Joseph Anton
By Salman Rushdie (2012)

4. This massive memoir is many things—globe-trotting travelogue, trenchant geopolitical commentary, celebrity gossip column. But it is principally an account of Salman Rushdie’s life in hiding from the fatwa, leveled against him by the Ayatollah Khomeini on Valentine’s Day 1989, following the publication of the Anglo-Indian novelist’s grievously misconstrued “The Satanic Verses.” To tell the story of these harrowing years, scuttling between safe houses around the U.K., with the occasional trip abroad in search of respite, Mr. Rushdie treats himself like a character in one of his novels.

He uses the pseudonym devised for his protection (based on two of his favorite scribes, Joseph Conrad and Anton Chekhov) and narrates events in a detached if not entirely objective third person. This enables him to stir sympathy for his sometimes-unsympathetic hero, to examine the dark psychology of a man ensnared by a death sentence, and to settle a few scores with mullahs, publishers, ex-wives and literary rivals. But now, in the wake of the recent attack on the author by a knife-wielding zealot, the passages that resound most emphatically are those in defense of the imagination: “There were plenty of people who didn’t want the universe opened . . . and so when artists went to the frontier and pushed they often found powerful forces pushing back. And yet they did what they had to do, even at the price of their own ease, and, sometimes, of their lives.”

By Javier Zamora (2017)

5. Javier Zamora’s enthralling debut collection of poetry opens with an image that concentrates the personal and political substance of all that follows: “This is my 14th time pressing roses in fake passports / for each year I haven’t climbed marañón trees. I’m sorry. / I’ve lied about where I was born.” In 1999, when he was 9 years old, the poet-to-be journeyed—by bus, boat and foot—more than 3,000 miles across three international borders from his small town in El Salvador to join his parents in California.
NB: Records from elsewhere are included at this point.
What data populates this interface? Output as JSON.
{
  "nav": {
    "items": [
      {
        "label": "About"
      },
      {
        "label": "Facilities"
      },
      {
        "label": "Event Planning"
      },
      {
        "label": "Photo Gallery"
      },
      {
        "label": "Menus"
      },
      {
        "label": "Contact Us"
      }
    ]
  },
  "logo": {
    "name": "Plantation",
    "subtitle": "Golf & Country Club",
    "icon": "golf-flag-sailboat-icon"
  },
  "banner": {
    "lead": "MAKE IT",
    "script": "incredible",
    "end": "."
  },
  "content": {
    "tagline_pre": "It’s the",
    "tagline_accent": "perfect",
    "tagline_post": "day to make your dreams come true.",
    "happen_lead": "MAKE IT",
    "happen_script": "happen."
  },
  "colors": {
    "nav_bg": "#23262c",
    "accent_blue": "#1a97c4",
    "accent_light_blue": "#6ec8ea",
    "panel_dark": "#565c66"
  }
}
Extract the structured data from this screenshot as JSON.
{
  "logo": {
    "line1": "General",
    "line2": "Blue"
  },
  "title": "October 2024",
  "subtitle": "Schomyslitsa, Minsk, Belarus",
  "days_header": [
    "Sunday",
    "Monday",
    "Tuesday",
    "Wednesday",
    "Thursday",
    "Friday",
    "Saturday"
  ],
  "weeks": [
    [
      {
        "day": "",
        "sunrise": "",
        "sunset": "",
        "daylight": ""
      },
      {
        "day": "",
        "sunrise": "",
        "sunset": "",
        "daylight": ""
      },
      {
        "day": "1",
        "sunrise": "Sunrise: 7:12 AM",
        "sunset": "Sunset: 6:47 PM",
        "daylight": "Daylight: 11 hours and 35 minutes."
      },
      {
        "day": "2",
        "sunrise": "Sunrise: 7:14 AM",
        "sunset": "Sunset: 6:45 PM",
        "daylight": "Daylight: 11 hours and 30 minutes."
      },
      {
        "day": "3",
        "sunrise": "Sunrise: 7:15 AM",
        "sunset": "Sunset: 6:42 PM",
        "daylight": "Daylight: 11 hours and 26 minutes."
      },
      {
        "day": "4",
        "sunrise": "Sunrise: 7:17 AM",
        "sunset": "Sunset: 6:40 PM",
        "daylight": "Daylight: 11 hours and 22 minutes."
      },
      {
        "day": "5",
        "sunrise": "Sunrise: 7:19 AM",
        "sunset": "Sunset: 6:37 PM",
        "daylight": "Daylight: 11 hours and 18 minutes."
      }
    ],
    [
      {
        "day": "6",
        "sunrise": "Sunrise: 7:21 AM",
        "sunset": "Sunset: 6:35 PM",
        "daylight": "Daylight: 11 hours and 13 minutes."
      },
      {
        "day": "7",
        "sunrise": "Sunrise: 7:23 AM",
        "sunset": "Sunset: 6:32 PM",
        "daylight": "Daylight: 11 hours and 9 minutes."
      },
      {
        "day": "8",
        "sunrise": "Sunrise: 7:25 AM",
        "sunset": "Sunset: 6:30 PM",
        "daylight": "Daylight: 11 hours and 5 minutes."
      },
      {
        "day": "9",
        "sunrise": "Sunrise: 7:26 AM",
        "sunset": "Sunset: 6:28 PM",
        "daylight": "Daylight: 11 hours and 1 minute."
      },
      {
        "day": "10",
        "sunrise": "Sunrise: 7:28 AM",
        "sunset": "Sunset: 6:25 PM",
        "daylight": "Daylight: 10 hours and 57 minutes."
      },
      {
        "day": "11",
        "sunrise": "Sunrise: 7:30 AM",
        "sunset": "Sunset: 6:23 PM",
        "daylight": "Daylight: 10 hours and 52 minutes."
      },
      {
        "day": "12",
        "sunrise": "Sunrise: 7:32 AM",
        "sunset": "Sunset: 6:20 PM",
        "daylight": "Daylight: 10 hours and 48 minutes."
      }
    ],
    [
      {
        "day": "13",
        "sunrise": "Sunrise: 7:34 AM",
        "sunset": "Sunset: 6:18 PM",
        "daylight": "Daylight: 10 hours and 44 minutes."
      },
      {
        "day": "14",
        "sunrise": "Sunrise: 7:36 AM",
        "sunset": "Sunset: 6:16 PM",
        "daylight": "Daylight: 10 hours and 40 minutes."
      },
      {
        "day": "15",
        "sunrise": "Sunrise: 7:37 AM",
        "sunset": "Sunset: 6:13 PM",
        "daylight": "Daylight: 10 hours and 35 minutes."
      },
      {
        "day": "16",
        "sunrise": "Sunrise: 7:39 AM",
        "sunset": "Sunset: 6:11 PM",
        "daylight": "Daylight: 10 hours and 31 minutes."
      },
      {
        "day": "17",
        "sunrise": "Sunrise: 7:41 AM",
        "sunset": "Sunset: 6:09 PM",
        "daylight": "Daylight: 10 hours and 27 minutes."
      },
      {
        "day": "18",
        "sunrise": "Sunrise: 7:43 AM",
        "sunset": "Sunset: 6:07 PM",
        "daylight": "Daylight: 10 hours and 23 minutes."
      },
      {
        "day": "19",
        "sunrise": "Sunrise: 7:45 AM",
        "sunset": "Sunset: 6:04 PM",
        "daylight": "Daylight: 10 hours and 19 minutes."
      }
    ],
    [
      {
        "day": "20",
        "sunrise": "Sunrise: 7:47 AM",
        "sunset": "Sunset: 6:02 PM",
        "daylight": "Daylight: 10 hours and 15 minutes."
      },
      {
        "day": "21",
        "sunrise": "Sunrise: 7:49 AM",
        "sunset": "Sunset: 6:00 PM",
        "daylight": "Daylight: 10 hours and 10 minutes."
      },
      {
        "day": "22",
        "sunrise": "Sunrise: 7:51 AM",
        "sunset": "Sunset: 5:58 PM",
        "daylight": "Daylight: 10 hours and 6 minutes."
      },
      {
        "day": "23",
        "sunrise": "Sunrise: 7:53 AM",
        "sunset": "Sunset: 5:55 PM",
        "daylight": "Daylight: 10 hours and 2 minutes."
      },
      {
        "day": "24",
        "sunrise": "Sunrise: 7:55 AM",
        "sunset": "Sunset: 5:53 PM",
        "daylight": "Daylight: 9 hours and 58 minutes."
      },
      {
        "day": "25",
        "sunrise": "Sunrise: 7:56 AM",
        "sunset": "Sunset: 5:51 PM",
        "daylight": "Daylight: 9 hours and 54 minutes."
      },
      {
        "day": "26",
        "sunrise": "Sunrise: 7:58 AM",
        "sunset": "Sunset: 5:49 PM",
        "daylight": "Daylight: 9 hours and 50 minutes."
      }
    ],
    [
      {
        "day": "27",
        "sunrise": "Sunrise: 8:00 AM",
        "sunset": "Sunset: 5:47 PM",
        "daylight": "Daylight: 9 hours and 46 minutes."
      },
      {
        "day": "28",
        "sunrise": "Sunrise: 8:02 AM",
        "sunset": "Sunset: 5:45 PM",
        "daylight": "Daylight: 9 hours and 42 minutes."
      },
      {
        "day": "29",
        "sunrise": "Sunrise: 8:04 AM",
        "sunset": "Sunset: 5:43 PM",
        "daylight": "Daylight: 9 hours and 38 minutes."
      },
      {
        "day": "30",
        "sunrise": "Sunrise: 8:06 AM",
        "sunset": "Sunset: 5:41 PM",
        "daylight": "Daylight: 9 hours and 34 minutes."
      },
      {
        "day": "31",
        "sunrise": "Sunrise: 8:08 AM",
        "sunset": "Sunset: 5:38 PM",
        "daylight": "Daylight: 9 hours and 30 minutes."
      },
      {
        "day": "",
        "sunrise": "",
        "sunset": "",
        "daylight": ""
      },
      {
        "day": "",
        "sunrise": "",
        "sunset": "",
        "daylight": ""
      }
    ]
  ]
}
Years later, after earning degrees from the University of California, Berkeley and New York University, Mr. Zamora began assembling a series of poems that tell the story of this perilous trek and the fellow migrants who shielded him from harm.
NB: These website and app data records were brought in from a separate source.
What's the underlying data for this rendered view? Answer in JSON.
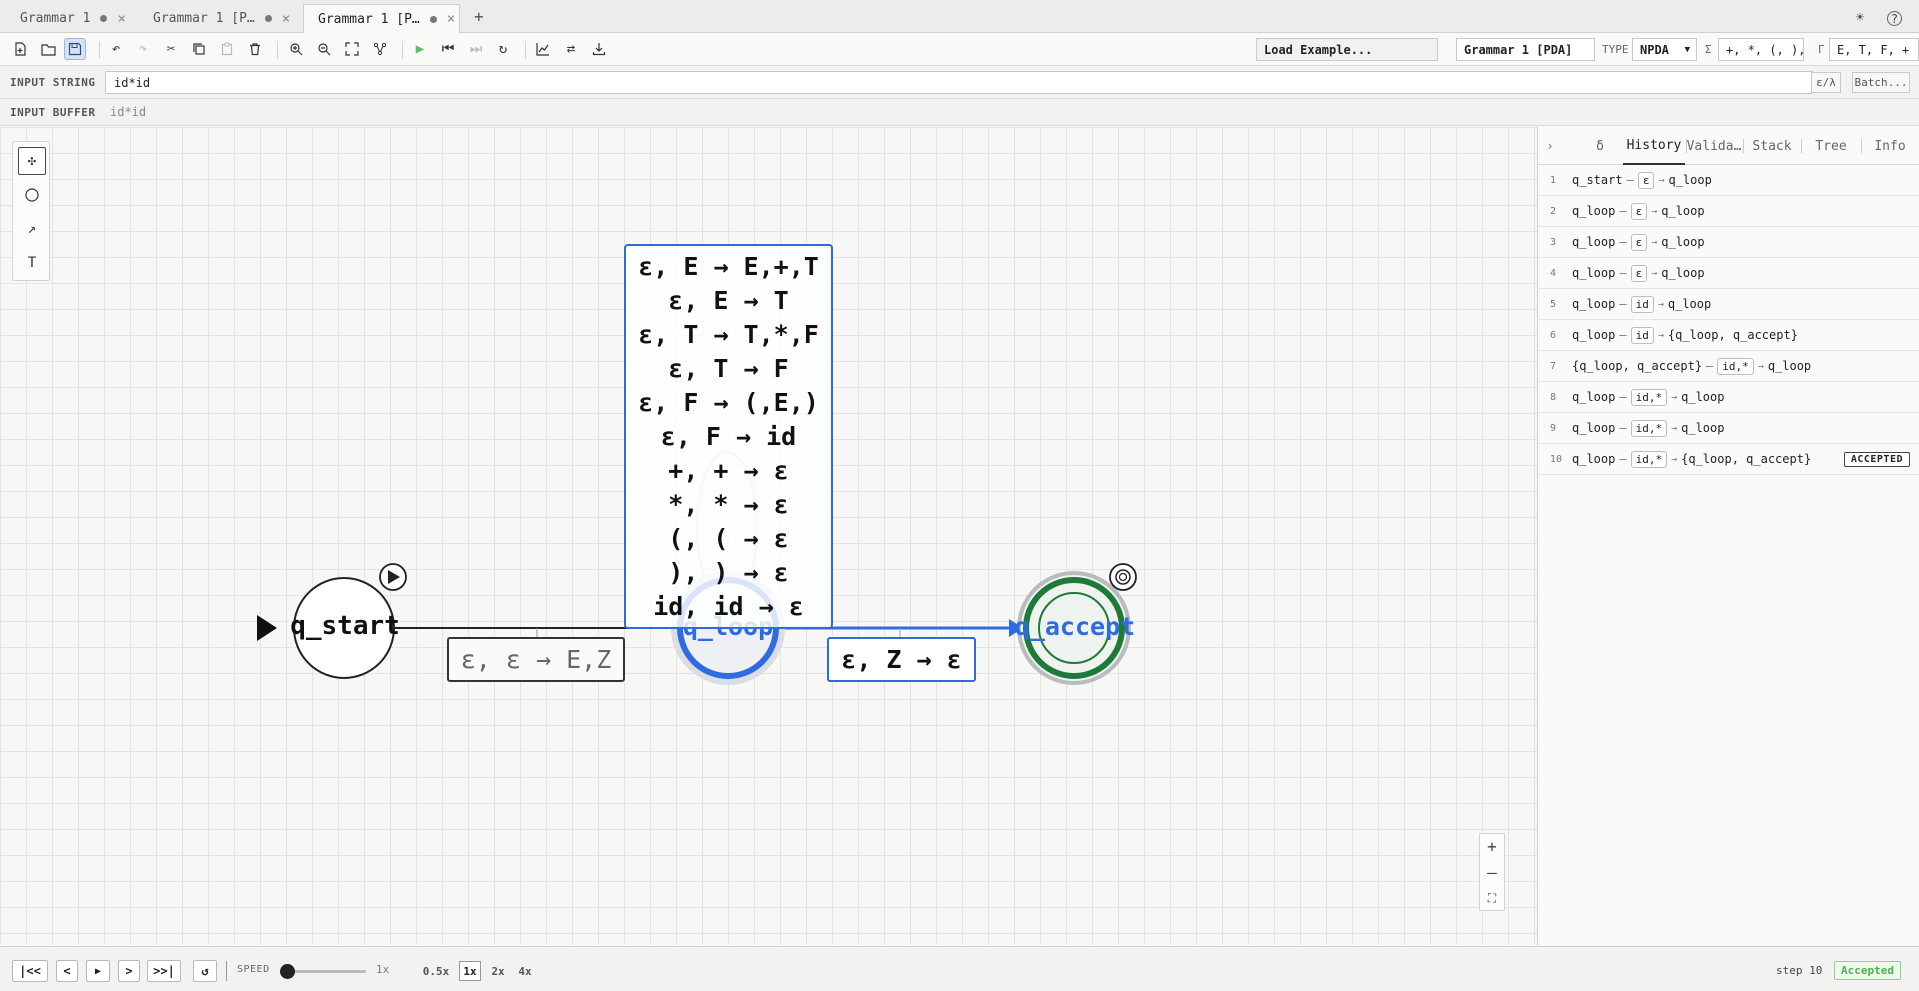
{
  "tabs": [
    {
      "label": "Grammar 1",
      "dirty": true,
      "active": false
    },
    {
      "label": "Grammar 1 [P…",
      "dirty": true,
      "active": false
    },
    {
      "label": "Grammar 1 [P…",
      "dirty": true,
      "active": true
    }
  ],
  "toolbar": {
    "load_example": "Load Example...",
    "machine_name": "Grammar 1 [PDA]",
    "type_label": "TYPE",
    "type_value": "NPDA",
    "sigma_label": "Σ",
    "sigma_value": "+, *, (, ),",
    "gamma_label": "Γ",
    "gamma_value": "E, T, F, +"
  },
  "input": {
    "label": "INPUT STRING",
    "value": "id*id",
    "epsilon_button": "ε/λ",
    "batch_button": "Batch..."
  },
  "buffer": {
    "label": "INPUT BUFFER",
    "value": "id*id"
  },
  "canvas": {
    "states": [
      {
        "name": "q_start",
        "initial": true,
        "accepting": false,
        "active": false
      },
      {
        "name": "q_loop",
        "initial": false,
        "accepting": false,
        "active": true
      },
      {
        "name": "q_accept",
        "initial": false,
        "accepting": true,
        "active": true
      }
    ],
    "transitions": {
      "start_to_loop": "ε, ε → E,Z",
      "loop_to_accept": "ε, Z → ε",
      "self_loop": [
        "ε, E → E,+,T",
        "ε, E → T",
        "ε, T → T,*,F",
        "ε, T → F",
        "ε, F → (,E,)",
        "ε, F → id",
        "+, + → ε",
        "*, * → ε",
        "(, ( → ε",
        "), ) → ε",
        "id, id → ε"
      ]
    }
  },
  "panel": {
    "tabs": [
      "δ",
      "History",
      "Valida…",
      "Stack",
      "Tree",
      "Info"
    ],
    "active_tab": "History",
    "history": [
      {
        "n": "1",
        "from": "q_start",
        "sym": "ε",
        "to": "q_loop"
      },
      {
        "n": "2",
        "from": "q_loop",
        "sym": "ε",
        "to": "q_loop"
      },
      {
        "n": "3",
        "from": "q_loop",
        "sym": "ε",
        "to": "q_loop"
      },
      {
        "n": "4",
        "from": "q_loop",
        "sym": "ε",
        "to": "q_loop"
      },
      {
        "n": "5",
        "from": "q_loop",
        "sym": "id",
        "to": "q_loop"
      },
      {
        "n": "6",
        "from": "q_loop",
        "sym": "id",
        "to": "{q_loop, q_accept}"
      },
      {
        "n": "7",
        "from": "{q_loop, q_accept}",
        "sym": "id,*",
        "to": "q_loop"
      },
      {
        "n": "8",
        "from": "q_loop",
        "sym": "id,*",
        "to": "q_loop"
      },
      {
        "n": "9",
        "from": "q_loop",
        "sym": "id,*",
        "to": "q_loop"
      },
      {
        "n": "10",
        "from": "q_loop",
        "sym": "id,*",
        "to": "{q_loop, q_accept}",
        "badge": "ACCEPTED"
      }
    ]
  },
  "bottom": {
    "first": "|<<",
    "prev": "<",
    "play": "▶",
    "next": ">",
    "last": ">>|",
    "reset": "↺",
    "speed_label": "SPEED",
    "speed_value": "1x",
    "speed_options": [
      "0.5x",
      "1x",
      "2x",
      "4x"
    ],
    "selected_speed": "1x",
    "step_text": "step 10",
    "status": "Accepted"
  },
  "colors": {
    "accent_blue": "#2f6be0",
    "accept_green": "#1f7a3a",
    "status_green": "#4caf50"
  }
}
Interlacing memory and imagination, the poet also gives witness to the mingled familial and national histories that preceded his flight: his mother’s exposure to far-right electioneering; his father’s encounter with a helicopter, tossing dead bodies into a field; his uncle’s murder at the hands of a local teacher—all during the U.S.-sponsored Salvadoran Civil War. Poignant as they are, these incidents are rendered still more affecting by the recognition that migration has not brought his family peace and a return home is all but impossible. Yet, from its very first line, “Unaccompanied” also declares the imperative to honor such experiences in verse.

Selected by Patrick Bixby, author of “License to Travel: A Cultural History of the Passport”

Speak Your Mind